I think both choices are valid and both can produce amazing families and children. But there’s a point when the “Live and let live” motherhood agreement gets pushed too far. There’s a place where it stops being about personal choice and starts becoming a safety issue. And one blogger brilliantly demonstrated the point where that “personal choice” goes too far and endangers the lives of children. And whether it’s from a lack of information or a lack of interest, the results can be disastrous.

Today, a friend of mine sent me the sad story of a young mother, who obviously didn’t understand the responsibility of being a parent. On the blog, “Get Off My Internets” they tell the story of Karlee Malik and her boyfriend Bam. The tragedy is pieced together from both the young mother’s Facebook page and the blog of the girl’s sister Kayla.

Karlee was recently pregnant for a second time. Evidently having  never had a prenatal appointment,  Karlee had quite a surprise waiting for her when she went into early labor. According to Kayla, who addressed a letter to her own child on the matter:

On June 25th your aunt Karlee had surprise twin boys; Kyle Fly and Miles Trust.  They were 6 weeks early so they were very tiny and under a lot of stress.  They were both doing pretty good, but Kyle was barely hanging in there.  He passed away last night at 4:09am.

This tragic end to a tragically mishandled pregnancy is being dealt with by Karlee the only way she knows how:

Resting up in this hotel with my lover Bam. Glad i got my pain med. Filled i was hurtin 2 badly. Pickin up kyles ash’s tomorrow cant wait 2 get them on necklesses 🙂

This young woman had no prenatal care. She didn’t realize she was having twins. On her various social media accounts she talks about living in the woods with her boyfriend and smoking pot throughout her pregnancy. She just seems to have no idea what responsibility is or what a mother should do to take care of her children. And it’s tragic. It’s tragic to think that she wanted those babies, but didn’t realize what she was doing to them.

There are a lot of conversations about parenthood to be had. And there are a lot of people who are honestly trying to be the best parents they can. But we forget about the need to inform and educate moms and dads who aren’t actively engaged in parenthood.

I think about all the readers that I interact with throughout the day. We may disagree on some choices, but we’re all active parents, we’re all engaged in learning more and doing out best. I think we’re all solely concerned with raising happy, healthy and confident children.

We forget that there’s this whole group of parents who aren’t discussing the merits of attachment versus free-range. They’re not debating homemade versus jarred baby food. They aren’t worried about new statistics on discipline techniques. And we spend so much time in those conversations, we don’t think to reach out and try to help new moms who lack basic understanding about pregnancy, healthcare and how to raise kids.

This story wasn’t a mother in a third-world country with no access to adequate medical care. This was a teenager in the US who decided to live in the woods with her boyfriend and never bothered to visit a doctor to see how her pregnancy was doing. This was a girl who simply didn’t understand the gravity of her choices.

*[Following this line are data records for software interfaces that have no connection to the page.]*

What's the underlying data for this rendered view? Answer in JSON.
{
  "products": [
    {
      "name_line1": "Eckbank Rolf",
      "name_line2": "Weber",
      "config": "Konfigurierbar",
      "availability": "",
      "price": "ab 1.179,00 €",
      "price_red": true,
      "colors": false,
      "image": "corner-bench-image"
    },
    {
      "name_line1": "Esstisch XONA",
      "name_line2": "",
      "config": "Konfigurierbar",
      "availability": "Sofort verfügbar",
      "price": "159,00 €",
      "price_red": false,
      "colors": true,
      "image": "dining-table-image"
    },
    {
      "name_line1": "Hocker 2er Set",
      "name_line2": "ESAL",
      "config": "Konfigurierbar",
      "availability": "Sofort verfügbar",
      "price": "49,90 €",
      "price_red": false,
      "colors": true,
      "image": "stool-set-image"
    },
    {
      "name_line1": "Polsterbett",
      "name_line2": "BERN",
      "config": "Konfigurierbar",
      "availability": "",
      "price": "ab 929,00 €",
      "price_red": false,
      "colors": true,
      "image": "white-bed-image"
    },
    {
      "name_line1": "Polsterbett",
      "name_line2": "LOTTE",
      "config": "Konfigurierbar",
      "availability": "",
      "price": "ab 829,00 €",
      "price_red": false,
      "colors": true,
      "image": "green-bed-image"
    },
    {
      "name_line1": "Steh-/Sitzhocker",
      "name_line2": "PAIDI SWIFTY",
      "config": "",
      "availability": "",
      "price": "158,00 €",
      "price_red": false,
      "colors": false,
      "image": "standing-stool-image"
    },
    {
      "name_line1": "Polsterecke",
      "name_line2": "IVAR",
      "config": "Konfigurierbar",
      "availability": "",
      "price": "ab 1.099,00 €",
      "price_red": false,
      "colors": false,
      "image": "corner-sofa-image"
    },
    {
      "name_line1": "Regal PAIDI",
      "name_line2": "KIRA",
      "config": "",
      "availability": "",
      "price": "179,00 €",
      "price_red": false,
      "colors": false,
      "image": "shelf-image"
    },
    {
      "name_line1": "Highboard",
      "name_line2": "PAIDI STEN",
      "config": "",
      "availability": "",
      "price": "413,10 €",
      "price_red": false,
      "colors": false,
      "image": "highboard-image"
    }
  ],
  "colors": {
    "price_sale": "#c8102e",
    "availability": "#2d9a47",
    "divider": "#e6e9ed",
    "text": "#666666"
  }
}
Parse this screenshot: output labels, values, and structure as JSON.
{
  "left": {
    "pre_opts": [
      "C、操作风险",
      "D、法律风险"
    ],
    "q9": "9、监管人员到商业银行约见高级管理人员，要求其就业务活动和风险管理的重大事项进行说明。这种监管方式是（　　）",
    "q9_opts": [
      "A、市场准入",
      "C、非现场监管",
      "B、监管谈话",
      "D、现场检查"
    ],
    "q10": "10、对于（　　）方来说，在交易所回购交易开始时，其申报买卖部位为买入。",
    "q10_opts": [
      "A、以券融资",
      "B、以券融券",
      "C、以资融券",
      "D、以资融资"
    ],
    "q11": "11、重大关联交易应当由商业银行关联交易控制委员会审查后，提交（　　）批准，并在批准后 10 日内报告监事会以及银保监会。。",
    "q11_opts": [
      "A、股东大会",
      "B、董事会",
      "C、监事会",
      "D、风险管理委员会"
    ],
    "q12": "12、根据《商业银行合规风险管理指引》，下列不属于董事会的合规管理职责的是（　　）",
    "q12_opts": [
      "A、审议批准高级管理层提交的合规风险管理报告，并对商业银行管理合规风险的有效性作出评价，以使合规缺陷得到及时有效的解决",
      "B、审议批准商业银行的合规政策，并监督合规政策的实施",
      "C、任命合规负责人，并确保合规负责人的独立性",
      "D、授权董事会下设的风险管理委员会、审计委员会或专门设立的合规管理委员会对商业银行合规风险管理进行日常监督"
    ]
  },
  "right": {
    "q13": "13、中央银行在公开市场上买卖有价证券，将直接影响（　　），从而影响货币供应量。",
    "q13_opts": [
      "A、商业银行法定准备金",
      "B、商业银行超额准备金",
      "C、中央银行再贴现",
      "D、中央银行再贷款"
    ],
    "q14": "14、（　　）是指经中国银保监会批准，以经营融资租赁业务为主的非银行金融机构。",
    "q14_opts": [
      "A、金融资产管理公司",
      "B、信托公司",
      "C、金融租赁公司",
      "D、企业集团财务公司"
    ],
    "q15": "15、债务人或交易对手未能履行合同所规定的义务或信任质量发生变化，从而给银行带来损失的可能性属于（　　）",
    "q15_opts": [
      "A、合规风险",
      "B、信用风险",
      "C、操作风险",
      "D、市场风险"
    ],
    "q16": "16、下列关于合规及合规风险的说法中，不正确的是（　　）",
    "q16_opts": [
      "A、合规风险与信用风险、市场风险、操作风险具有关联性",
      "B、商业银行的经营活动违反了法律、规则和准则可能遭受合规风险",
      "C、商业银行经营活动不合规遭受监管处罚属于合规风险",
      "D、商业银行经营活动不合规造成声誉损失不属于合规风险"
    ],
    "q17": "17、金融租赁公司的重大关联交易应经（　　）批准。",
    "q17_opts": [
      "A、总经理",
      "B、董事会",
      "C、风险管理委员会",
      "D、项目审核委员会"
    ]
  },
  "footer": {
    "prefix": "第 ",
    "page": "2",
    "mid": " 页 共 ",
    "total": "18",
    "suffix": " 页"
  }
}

And the fact that horrible things like this happen while we’re all debating make-up or peanuts in pre-schools is just insane.

It’s so upsetting that I can’t comprehend both at the same time, in the same place. This family’s story is painful. And it makes me want to hop off the internet and find a volunteer organization in my city that helps prepare young parents. It makes me want to reach out to our Church and talk about giving parenting classes. It makes me want to do more. And I hope you get the same kind of inspiration from it. Because if we spent as much time helping others as we do debating with each other, we could do a lot of good.

(Photo: attem/Shutterstock)